Trixie - Type of multiple bet consisting of 4 bets involving 3 selections in different events. The bet includes 3 doubles and 1 treble. A minimum of 2 winners are needed to get a return.
Turf - Term used to describe the surface of the track, which is grass.
Turn of foot - A horse’s ability to accelerate in the closing stages of a race. A horse with a ‘good turn of foot’ has good finishing speed.
Turned Out - Racecourses often award the ‘Best Turned Out’ horse in each race, referring to how well groomed it looks.
Under Starter's Orders - Before a race, the starter brings the field of horses into order to prepare them for the start of the race.
Underdog - A horse not well-fancied to win the race.
Undulating - A track that does not have a flat terrain.
Visor - Similar to blinkers, but with a slit in each eye cup to allow some lateral vision.
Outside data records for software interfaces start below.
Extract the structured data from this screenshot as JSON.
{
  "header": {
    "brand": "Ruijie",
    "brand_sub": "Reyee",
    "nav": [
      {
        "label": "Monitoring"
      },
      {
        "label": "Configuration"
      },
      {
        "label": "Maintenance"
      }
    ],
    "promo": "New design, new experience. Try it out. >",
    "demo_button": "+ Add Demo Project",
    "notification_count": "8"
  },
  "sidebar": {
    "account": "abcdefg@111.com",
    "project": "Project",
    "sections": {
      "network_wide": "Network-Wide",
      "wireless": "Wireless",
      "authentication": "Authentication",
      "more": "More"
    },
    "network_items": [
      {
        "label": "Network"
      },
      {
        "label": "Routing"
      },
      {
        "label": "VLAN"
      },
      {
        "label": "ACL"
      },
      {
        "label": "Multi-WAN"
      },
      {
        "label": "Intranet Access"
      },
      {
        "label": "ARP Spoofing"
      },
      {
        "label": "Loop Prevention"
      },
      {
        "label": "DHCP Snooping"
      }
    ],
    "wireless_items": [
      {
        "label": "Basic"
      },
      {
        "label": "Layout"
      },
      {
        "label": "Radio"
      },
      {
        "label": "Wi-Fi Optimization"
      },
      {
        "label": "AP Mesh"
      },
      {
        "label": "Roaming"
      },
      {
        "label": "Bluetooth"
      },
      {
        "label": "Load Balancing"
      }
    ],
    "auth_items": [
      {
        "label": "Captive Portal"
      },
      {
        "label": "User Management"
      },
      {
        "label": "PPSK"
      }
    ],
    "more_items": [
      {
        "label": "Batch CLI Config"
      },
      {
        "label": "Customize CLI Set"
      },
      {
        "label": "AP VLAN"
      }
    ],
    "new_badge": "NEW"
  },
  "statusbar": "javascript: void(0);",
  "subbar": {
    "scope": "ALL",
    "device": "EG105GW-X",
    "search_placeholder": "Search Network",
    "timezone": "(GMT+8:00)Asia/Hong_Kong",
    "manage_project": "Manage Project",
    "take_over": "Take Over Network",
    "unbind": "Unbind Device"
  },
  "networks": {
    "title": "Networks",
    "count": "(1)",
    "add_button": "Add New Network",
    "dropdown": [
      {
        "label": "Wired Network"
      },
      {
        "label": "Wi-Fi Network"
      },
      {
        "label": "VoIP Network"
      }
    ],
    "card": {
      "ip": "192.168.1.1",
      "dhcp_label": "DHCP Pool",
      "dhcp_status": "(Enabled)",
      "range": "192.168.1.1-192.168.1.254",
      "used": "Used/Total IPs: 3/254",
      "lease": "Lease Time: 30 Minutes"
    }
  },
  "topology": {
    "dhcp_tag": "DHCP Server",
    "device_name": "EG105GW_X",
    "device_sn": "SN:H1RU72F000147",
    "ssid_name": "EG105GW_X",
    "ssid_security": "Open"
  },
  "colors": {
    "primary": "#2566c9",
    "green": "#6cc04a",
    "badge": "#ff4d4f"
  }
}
A horse wearing a visor is denoted on a racecard by a small v next to the horse’s weight.
Walkover - A race that only consists of one horse competing in it.
Weighed-in - An announcement made to indicate that every jockey has weighed-in both before and after a race. Results announced post weigh-in are official.
Weights - Lead placed in a weight cloth. When these weights are added to the jockey’s weight and other equipment, the total weight should equal the weight allotted to the jockey’s horse in a race.
Weight for age – A race weight carried is determined by the age of the horse. In plate races the weight is determined by number of wins and in handicaps by the merit rating.
Whip - An instrument used by jockeys to help keep horses under control and to encourage them. The modern day whip is made from a light rubber in order to be more horse-friendly.
Withdrawn - A horse that is removed from the race before it actually begins.
Yankee - A multiple bet with 4 selections consisting of 11 bets. The same as a Lucky 15 but without the single bets included.
Yard - A term that refers to a trainer and their horses. Also referred to as a stable.
Yearling - A young horse between the age of one and two.
Yielding - term to describe racecourse going that is soft.